  19. The microbalance: The next step… Allows us to weigh 5 g pieces of brick under tightly controlled conditions to 0.1µg. (1/10 of a millionth of a gram). British Science Festival 2009

  20. Lancashire Hotpots! British Science Festival 2009

  21. 100 ∆m/m0 5 g piece of brick Whole brick RH % RH 100 ∆m/m0 2 hours Time 1/4 / min1/4 Microbalance results Can collect enough data to define the stage 2 gradient quite quickly. British Science Festival 2009

  22. Vastly improved quality of data. Speed of data acquisition. Absolute confirmation of the t1/4 law The data 10 days NO SCATTER!!!!!! (WHY?) British Science Festival 2009

  23. Putting the microbalance through its paces British Science Festival 2009

  24. The stage II gradient increases with temperature!!! British Science Festival 2009

  25. Arrhenius plot This shows that we have a chemical reaction going on ……… and that it’s TEMPERATURE DEPENDENT! British Science Festival 2009

  26. AND All samples in 1st dating trial were measured at ~25 OC! • → Stage II gradients were too steep (temp too high), • → Extrapolated Stage II data intersected line of initial mass too soon • → Age of sample too young EUREKA! (again) • Scattery data due to temperature fluctuations • over course of measurement period • First dating experiment worked because the brick had been sitting in the lab for 39 weeks – and the mass gain following heating was carried out at same temp (~ 25 OC) (2008) British Science Festival 2009

  27. Second dating trial Carried out at 11OC – mean lifetime temperature of brick British Science Festival 2009

  28. yippee! AND THEN … Started to get some REALLY good results British Science Festival 2009

  29. EEK! AND THEN … We dated a Roman brick to March 2008! (i.e. 8 months old) British Science Festival 2009

  30. NOW WHAT? AND THEN … We dated a MEDIEVAL brick to 1942! (i.e. 66 years old) – the “Canterbury Tale”… British Science Festival 2009

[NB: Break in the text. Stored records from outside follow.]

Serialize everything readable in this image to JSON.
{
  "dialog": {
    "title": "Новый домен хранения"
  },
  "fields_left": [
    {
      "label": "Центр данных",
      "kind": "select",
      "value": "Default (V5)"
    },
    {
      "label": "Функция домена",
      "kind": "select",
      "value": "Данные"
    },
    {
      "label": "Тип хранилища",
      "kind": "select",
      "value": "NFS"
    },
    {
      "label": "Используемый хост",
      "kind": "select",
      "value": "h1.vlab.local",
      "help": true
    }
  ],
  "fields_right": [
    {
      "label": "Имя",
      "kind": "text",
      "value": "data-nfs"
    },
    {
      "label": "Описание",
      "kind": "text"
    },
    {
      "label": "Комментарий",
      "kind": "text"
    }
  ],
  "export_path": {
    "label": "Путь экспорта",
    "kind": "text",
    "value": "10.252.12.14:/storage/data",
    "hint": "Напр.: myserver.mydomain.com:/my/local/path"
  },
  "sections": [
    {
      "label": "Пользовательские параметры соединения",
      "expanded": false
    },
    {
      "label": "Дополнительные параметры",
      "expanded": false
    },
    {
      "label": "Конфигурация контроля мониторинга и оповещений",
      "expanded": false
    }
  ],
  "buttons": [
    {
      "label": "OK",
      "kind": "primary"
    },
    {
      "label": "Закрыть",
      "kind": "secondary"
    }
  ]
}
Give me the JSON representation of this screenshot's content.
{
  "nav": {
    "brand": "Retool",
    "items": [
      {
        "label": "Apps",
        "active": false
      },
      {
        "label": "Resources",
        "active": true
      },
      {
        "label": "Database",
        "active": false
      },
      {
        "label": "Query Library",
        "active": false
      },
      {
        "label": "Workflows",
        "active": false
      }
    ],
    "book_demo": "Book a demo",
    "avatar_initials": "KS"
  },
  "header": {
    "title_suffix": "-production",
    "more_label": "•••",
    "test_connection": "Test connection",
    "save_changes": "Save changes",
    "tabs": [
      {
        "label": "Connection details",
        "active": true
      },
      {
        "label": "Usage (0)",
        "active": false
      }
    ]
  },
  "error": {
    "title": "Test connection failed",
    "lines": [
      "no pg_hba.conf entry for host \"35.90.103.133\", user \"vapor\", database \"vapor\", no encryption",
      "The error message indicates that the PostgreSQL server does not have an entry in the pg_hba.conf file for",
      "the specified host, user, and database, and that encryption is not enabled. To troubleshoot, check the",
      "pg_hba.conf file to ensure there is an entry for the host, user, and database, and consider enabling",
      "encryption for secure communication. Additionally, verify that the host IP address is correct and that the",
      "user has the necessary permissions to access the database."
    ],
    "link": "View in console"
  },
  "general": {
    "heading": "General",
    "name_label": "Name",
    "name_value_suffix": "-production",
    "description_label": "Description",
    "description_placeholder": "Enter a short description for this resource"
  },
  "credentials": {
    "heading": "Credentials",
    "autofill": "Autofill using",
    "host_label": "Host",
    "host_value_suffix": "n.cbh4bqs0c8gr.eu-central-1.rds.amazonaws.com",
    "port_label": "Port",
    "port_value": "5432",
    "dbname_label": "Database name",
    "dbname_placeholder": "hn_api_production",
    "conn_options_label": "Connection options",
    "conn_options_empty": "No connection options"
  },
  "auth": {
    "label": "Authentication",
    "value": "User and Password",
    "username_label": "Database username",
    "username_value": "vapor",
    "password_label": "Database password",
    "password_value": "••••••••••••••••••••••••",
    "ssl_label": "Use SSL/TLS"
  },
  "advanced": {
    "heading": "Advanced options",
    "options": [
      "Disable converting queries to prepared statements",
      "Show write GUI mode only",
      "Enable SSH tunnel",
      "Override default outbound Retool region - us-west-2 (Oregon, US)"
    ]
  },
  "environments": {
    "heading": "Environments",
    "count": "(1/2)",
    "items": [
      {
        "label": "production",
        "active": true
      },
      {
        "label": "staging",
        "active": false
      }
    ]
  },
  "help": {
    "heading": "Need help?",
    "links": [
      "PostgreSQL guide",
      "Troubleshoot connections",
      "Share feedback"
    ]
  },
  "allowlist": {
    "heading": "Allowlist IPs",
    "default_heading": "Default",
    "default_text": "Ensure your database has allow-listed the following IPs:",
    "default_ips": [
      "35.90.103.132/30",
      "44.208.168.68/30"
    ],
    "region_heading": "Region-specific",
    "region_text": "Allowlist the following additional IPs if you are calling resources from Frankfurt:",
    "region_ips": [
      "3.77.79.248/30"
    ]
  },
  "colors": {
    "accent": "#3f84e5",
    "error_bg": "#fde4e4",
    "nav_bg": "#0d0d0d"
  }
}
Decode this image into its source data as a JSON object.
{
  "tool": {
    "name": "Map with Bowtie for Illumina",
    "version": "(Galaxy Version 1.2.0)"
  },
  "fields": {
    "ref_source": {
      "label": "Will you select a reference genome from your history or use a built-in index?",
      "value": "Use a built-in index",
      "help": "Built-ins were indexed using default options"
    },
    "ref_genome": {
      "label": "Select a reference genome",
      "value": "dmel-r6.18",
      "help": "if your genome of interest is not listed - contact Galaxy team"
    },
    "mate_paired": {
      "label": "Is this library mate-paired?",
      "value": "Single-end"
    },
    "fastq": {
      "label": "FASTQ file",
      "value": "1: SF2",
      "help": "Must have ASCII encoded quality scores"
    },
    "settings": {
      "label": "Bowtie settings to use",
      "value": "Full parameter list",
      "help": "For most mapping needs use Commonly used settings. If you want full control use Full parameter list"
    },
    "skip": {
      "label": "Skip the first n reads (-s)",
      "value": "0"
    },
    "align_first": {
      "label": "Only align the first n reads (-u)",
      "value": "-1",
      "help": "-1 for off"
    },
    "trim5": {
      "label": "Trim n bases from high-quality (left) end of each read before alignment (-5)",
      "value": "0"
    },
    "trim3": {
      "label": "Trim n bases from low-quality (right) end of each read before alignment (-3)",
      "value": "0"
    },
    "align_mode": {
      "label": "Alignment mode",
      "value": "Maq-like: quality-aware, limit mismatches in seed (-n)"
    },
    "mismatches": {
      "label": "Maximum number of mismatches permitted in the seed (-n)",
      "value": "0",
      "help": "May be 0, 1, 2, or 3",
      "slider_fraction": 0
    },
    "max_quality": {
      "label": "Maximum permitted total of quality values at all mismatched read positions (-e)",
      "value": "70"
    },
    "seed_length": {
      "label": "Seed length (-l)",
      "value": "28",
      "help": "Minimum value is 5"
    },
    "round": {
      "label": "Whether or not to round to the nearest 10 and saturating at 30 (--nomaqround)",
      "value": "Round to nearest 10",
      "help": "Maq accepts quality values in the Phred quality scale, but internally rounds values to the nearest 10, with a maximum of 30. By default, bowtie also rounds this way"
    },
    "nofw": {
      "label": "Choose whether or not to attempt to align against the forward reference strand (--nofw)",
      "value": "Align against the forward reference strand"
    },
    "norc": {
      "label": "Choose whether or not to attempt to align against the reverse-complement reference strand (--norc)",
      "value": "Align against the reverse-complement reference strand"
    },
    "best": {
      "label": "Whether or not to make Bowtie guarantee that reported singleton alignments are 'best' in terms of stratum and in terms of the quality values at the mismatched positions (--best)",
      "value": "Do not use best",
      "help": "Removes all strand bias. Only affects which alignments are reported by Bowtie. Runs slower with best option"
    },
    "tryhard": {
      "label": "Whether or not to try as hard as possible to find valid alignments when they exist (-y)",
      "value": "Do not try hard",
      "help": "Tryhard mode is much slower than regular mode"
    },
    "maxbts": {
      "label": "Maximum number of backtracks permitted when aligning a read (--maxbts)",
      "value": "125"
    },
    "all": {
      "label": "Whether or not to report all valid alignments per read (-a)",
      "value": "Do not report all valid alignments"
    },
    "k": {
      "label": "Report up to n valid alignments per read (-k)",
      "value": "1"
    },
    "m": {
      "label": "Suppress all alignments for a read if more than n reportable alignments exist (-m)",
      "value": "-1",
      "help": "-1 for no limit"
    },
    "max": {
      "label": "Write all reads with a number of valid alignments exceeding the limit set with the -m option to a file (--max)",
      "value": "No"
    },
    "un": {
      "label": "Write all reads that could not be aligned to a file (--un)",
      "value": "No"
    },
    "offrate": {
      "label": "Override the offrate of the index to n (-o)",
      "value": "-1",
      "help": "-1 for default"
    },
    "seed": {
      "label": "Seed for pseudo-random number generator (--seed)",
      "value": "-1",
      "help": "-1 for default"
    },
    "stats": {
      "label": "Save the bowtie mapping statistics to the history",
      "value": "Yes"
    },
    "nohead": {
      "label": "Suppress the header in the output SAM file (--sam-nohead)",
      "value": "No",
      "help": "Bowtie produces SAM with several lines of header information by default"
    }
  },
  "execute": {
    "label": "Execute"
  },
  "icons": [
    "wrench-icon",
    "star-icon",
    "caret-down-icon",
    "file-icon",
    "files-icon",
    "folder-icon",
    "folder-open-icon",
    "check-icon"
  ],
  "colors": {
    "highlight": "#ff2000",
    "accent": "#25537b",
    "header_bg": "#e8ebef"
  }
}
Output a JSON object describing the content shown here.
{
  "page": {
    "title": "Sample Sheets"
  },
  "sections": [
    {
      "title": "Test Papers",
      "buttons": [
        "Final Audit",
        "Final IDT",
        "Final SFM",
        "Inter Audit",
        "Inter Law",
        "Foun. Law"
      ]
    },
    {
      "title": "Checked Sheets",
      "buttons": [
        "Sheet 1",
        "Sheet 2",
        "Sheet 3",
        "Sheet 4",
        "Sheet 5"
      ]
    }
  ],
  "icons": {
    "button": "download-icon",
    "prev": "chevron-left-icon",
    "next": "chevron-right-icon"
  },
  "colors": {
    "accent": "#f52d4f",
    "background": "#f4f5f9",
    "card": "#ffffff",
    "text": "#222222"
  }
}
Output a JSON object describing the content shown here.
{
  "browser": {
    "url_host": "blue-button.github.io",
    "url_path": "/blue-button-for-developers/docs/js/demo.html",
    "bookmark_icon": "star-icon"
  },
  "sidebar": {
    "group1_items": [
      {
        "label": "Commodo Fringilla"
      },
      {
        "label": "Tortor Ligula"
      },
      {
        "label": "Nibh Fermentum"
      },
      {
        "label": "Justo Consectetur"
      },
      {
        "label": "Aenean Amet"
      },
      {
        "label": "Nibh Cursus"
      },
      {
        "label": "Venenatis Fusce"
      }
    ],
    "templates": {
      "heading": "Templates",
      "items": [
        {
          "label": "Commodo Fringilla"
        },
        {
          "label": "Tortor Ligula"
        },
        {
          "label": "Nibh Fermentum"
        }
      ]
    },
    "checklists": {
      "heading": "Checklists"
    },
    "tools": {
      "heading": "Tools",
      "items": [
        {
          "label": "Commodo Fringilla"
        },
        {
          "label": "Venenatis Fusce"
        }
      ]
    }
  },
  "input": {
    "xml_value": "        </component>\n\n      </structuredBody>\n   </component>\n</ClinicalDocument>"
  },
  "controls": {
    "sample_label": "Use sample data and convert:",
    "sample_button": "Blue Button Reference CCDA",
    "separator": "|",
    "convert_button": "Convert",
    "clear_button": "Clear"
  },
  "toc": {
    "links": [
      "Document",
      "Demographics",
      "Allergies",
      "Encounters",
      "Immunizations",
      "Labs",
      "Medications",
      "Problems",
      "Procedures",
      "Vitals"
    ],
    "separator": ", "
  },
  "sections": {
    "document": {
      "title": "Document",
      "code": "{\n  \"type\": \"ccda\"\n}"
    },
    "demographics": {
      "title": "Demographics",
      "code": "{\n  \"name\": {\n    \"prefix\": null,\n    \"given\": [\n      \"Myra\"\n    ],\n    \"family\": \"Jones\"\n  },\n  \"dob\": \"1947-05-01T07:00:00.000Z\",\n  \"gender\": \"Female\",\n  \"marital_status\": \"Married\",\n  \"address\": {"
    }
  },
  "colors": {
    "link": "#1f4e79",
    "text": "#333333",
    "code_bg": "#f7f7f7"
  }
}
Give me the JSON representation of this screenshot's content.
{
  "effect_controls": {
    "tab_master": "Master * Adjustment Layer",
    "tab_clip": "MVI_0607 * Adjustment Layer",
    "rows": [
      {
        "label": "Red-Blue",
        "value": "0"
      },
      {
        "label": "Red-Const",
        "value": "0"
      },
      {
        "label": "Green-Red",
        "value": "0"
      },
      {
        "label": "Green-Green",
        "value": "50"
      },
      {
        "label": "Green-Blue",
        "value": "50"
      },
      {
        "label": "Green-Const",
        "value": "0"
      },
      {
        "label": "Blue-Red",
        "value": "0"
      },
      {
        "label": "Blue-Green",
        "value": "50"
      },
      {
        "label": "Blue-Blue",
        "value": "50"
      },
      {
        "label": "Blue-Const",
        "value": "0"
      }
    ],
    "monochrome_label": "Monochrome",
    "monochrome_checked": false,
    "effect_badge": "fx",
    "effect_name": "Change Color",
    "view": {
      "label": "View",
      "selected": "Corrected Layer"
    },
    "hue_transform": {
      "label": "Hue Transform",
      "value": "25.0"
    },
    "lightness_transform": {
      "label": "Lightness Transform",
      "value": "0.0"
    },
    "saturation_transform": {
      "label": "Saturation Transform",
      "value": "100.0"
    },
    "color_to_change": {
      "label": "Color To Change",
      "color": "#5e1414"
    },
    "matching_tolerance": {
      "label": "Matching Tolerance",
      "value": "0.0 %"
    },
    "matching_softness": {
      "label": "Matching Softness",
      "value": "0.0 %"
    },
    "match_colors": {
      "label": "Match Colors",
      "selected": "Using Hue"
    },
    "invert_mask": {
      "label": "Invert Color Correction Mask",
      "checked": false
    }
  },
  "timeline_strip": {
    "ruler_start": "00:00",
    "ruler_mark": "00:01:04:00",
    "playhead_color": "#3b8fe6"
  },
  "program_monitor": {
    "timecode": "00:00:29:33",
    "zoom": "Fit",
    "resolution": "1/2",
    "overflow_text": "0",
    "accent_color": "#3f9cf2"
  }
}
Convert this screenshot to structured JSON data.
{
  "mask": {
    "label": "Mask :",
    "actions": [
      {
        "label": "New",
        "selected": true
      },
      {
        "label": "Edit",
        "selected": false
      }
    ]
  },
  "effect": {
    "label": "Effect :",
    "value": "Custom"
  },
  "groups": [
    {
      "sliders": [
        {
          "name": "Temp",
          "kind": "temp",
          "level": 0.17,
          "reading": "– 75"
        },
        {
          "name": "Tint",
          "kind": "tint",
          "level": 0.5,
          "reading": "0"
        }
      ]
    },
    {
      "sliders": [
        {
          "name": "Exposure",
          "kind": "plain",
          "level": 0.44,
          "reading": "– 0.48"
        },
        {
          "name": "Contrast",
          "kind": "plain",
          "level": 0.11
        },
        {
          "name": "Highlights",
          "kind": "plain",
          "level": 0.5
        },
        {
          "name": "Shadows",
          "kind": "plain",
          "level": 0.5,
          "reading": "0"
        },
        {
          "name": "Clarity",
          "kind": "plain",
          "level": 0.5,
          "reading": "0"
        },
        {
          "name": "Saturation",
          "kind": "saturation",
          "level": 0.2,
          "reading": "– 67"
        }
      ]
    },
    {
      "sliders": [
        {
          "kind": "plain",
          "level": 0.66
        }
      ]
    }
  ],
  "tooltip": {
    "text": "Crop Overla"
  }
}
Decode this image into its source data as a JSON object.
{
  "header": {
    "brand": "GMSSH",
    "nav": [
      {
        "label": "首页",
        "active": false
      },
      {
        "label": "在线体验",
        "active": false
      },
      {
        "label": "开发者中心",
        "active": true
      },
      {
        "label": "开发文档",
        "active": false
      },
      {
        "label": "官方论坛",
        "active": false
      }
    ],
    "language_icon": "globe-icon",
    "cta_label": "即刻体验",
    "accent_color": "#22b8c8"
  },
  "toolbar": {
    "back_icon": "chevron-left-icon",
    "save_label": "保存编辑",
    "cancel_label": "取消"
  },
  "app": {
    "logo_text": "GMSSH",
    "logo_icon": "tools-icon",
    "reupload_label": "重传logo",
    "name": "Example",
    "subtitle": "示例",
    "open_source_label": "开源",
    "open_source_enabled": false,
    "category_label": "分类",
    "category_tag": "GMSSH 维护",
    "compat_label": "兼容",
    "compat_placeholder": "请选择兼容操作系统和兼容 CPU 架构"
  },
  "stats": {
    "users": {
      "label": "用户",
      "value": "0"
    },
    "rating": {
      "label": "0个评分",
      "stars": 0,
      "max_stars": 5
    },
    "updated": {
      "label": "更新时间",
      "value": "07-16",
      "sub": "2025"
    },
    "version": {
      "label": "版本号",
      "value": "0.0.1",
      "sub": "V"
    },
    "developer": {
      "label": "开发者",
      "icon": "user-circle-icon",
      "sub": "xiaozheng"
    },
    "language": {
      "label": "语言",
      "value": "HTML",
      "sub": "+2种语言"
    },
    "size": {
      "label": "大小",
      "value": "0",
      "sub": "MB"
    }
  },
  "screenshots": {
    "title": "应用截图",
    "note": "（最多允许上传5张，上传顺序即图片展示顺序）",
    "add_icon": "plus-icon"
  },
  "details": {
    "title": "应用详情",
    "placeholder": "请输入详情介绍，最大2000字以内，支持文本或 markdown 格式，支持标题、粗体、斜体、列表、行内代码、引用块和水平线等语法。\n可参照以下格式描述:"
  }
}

  31. Eventually…the “line of knowns” 50 person-years of effort for 6 data points! British Science Festival 2009

  32. The real deal? British Science Festival 2009

  33. We’ll see….. Thank you! British Science Festival 2009

  34. Acknowledgements • The Leverhulme Trust • EPSRC • The Museum of London Specialist Services • Centre for Materials Science and Engineering, The University of Edinburgh • A very patient husband! British Science Festival 2009

  35. 6. Effect of original firing temperature British Science Festival 2009

  36. British Science Festival 2009

  37. What does RH mean????? A volume of air that is supporting as much water vapour as it can is said to be saturated and has a RH of 100 %. If it is supporting less than its full capacity of water vapour it is said to be unsaturated and its RH will be < 100%. RH is defined as the ratio of water vapour present in a parcel of air relative to what it can hold at saturation at that particular temperature (and pressure). British Science Festival 2009

  38. Cairo (hot and dry?): 32.2 OC (90 OF) and 46% RH (i.e. 46% of a large amount of water vapour) Reykjavik (cold and wet) 12.8 OC (55 OF) and 67% RH (i.e. 67% of a much smaller amount of water vapour). From these data, the water vapour pressure in Cairo is 2.24 kPa compared with 1.00 kPa in Reykjavik. The air in Cairo therefore contains much more water vapour than in Reykjavik British Science Festival 2009